(Records contained in a dataset)

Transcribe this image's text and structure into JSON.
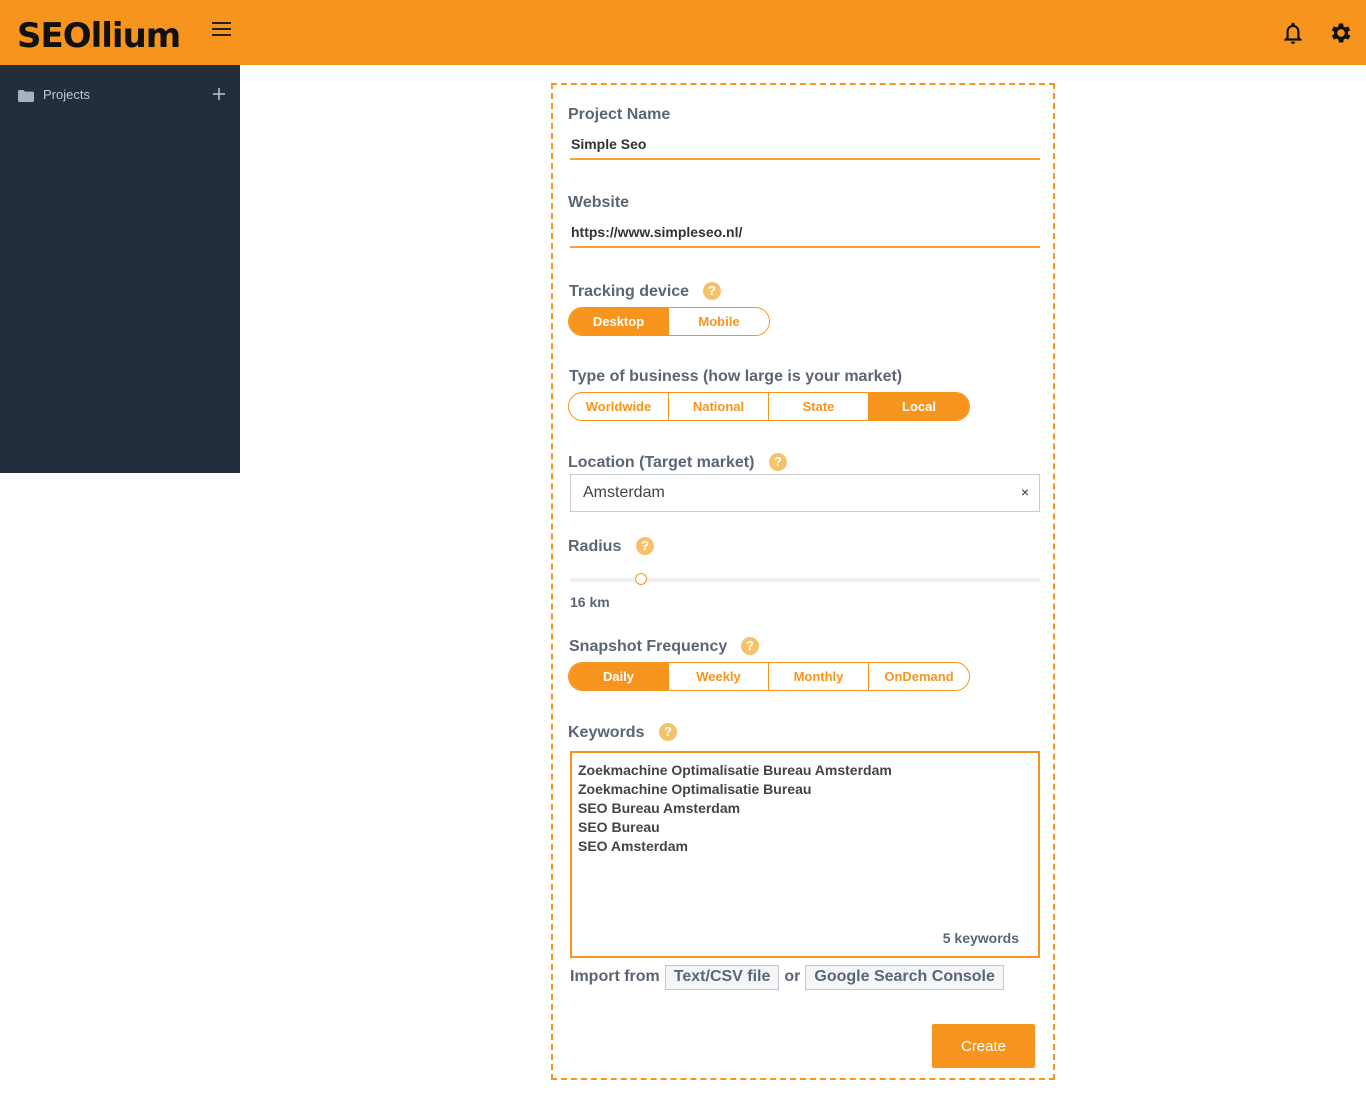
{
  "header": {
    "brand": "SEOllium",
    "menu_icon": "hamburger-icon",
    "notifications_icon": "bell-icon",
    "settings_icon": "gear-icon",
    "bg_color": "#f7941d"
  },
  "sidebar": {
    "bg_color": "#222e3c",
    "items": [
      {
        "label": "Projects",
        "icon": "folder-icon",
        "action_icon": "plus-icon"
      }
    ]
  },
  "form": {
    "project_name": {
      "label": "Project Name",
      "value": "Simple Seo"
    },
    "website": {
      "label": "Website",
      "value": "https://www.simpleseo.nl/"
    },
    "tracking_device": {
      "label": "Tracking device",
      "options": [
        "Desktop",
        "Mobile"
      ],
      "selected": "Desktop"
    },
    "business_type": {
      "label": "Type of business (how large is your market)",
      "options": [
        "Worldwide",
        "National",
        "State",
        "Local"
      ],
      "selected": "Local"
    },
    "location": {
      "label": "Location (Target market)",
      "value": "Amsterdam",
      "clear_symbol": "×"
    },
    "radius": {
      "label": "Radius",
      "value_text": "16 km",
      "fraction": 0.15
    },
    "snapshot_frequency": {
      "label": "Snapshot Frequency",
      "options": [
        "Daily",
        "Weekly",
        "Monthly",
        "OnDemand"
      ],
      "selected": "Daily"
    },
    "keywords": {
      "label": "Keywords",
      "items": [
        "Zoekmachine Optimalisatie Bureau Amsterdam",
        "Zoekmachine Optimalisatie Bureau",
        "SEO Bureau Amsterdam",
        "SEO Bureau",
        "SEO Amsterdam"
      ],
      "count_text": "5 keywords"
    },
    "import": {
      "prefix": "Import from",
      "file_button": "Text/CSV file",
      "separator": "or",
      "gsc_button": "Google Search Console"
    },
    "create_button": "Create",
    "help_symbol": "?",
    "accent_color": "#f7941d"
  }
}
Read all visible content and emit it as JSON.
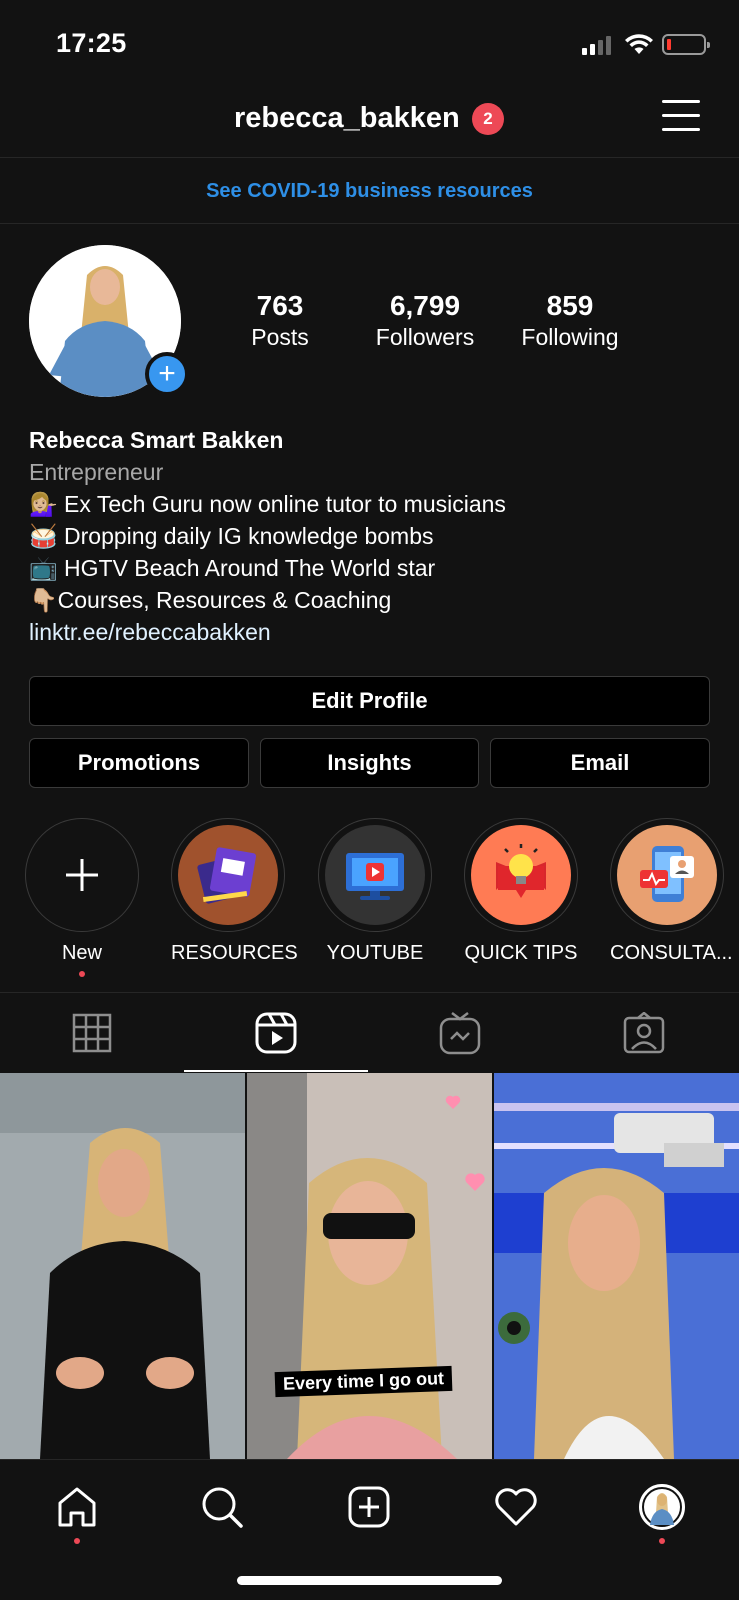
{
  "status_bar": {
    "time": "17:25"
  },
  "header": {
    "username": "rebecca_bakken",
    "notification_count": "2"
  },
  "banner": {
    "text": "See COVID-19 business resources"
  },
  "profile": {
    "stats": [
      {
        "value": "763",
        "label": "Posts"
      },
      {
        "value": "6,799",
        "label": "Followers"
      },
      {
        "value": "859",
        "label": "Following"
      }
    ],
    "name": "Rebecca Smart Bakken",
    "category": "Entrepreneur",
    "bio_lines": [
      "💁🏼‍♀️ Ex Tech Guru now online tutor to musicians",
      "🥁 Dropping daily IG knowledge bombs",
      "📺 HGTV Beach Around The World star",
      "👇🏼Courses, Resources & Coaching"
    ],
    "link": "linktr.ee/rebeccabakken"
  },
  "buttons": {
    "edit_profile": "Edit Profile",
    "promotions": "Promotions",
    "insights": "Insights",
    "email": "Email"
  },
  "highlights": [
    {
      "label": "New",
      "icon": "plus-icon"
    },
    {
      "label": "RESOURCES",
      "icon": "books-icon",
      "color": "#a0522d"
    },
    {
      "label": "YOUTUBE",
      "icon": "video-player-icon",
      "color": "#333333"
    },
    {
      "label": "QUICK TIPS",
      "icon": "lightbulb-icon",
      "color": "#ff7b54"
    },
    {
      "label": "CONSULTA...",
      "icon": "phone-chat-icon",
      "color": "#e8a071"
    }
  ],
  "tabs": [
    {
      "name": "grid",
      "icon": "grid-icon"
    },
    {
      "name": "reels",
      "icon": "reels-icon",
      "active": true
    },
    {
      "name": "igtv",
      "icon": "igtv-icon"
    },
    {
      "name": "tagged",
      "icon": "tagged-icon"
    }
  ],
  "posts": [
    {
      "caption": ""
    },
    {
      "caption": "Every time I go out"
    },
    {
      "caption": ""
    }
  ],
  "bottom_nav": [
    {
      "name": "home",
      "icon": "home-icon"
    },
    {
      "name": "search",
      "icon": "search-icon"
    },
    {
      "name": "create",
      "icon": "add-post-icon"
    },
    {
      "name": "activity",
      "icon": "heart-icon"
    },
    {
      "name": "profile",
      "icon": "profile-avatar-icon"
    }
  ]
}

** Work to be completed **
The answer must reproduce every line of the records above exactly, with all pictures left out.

** Answer below **
Transcribe this image's text and structure into JSON.
{
  "header": {
    "brand": "SEOllium",
    "menu_icon": "hamburger-icon",
    "notifications_icon": "bell-icon",
    "settings_icon": "gear-icon",
    "bg_color": "#f7941d"
  },
  "sidebar": {
    "bg_color": "#222e3c",
    "items": [
      {
        "label": "Projects",
        "icon": "folder-icon",
        "action_icon": "plus-icon"
      }
    ]
  },
  "form": {
    "project_name": {
      "label": "Project Name",
      "value": "Simple Seo"
    },
    "website": {
      "label": "Website",
      "value": "https://www.simpleseo.nl/"
    },
    "tracking_device": {
      "label": "Tracking device",
      "options": [
        "Desktop",
        "Mobile"
      ],
      "selected": "Desktop"
    },
    "business_type": {
      "label": "Type of business (how large is your market)",
      "options": [
        "Worldwide",
        "National",
        "State",
        "Local"
      ],
      "selected": "Local"
    },
    "location": {
      "label": "Location (Target market)",
      "value": "Amsterdam",
      "clear_symbol": "×"
    },
    "radius": {
      "label": "Radius",
      "value_text": "16 km",
      "fraction": 0.15
    },
    "snapshot_frequency": {
      "label": "Snapshot Frequency",
      "options": [
        "Daily",
        "Weekly",
        "Monthly",
        "OnDemand"
      ],
      "selected": "Daily"
    },
    "keywords": {
      "label": "Keywords",
      "items": [
        "Zoekmachine Optimalisatie Bureau Amsterdam",
        "Zoekmachine Optimalisatie Bureau",
        "SEO Bureau Amsterdam",
        "SEO Bureau",
        "SEO Amsterdam"
      ],
      "count_text": "5 keywords"
    },
    "import": {
      "prefix": "Import from",
      "file_button": "Text/CSV file",
      "separator": "or",
      "gsc_button": "Google Search Console"
    },
    "create_button": "Create",
    "help_symbol": "?",
    "accent_color": "#f7941d"
  }
}
Read all visible content and emit it as JSON.
{
  "status_bar": {
    "time": "17:25"
  },
  "header": {
    "username": "rebecca_bakken",
    "notification_count": "2"
  },
  "banner": {
    "text": "See COVID-19 business resources"
  },
  "profile": {
    "stats": [
      {
        "value": "763",
        "label": "Posts"
      },
      {
        "value": "6,799",
        "label": "Followers"
      },
      {
        "value": "859",
        "label": "Following"
      }
    ],
    "name": "Rebecca Smart Bakken",
    "category": "Entrepreneur",
    "bio_lines": [
      "💁🏼‍♀️ Ex Tech Guru now online tutor to musicians",
      "🥁 Dropping daily IG knowledge bombs",
      "📺 HGTV Beach Around The World star",
      "👇🏼Courses, Resources & Coaching"
    ],
    "link": "linktr.ee/rebeccabakken"
  },
  "buttons": {
    "edit_profile": "Edit Profile",
    "promotions": "Promotions",
    "insights": "Insights",
    "email": "Email"
  },
  "highlights": [
    {
      "label": "New",
      "icon": "plus-icon"
    },
    {
      "label": "RESOURCES",
      "icon": "books-icon",
      "color": "#a0522d"
    },
    {
      "label": "YOUTUBE",
      "icon": "video-player-icon",
      "color": "#333333"
    },
    {
      "label": "QUICK TIPS",
      "icon": "lightbulb-icon",
      "color": "#ff7b54"
    },
    {
      "label": "CONSULTA...",
      "icon": "phone-chat-icon",
      "color": "#e8a071"
    }
  ],
  "tabs": [
    {
      "name": "grid",
      "icon": "grid-icon"
    },
    {
      "name": "reels",
      "icon": "reels-icon",
      "active": true
    },
    {
      "name": "igtv",
      "icon": "igtv-icon"
    },
    {
      "name": "tagged",
      "icon": "tagged-icon"
    }
  ],
  "posts": [
    {
      "caption": ""
    },
    {
      "caption": "Every time I go out"
    },
    {
      "caption": ""
    }
  ],
  "bottom_nav": [
    {
      "name": "home",
      "icon": "home-icon"
    },
    {
      "name": "search",
      "icon": "search-icon"
    },
    {
      "name": "create",
      "icon": "add-post-icon"
    },
    {
      "name": "activity",
      "icon": "heart-icon"
    },
    {
      "name": "profile",
      "icon": "profile-avatar-icon"
    }
  ]
}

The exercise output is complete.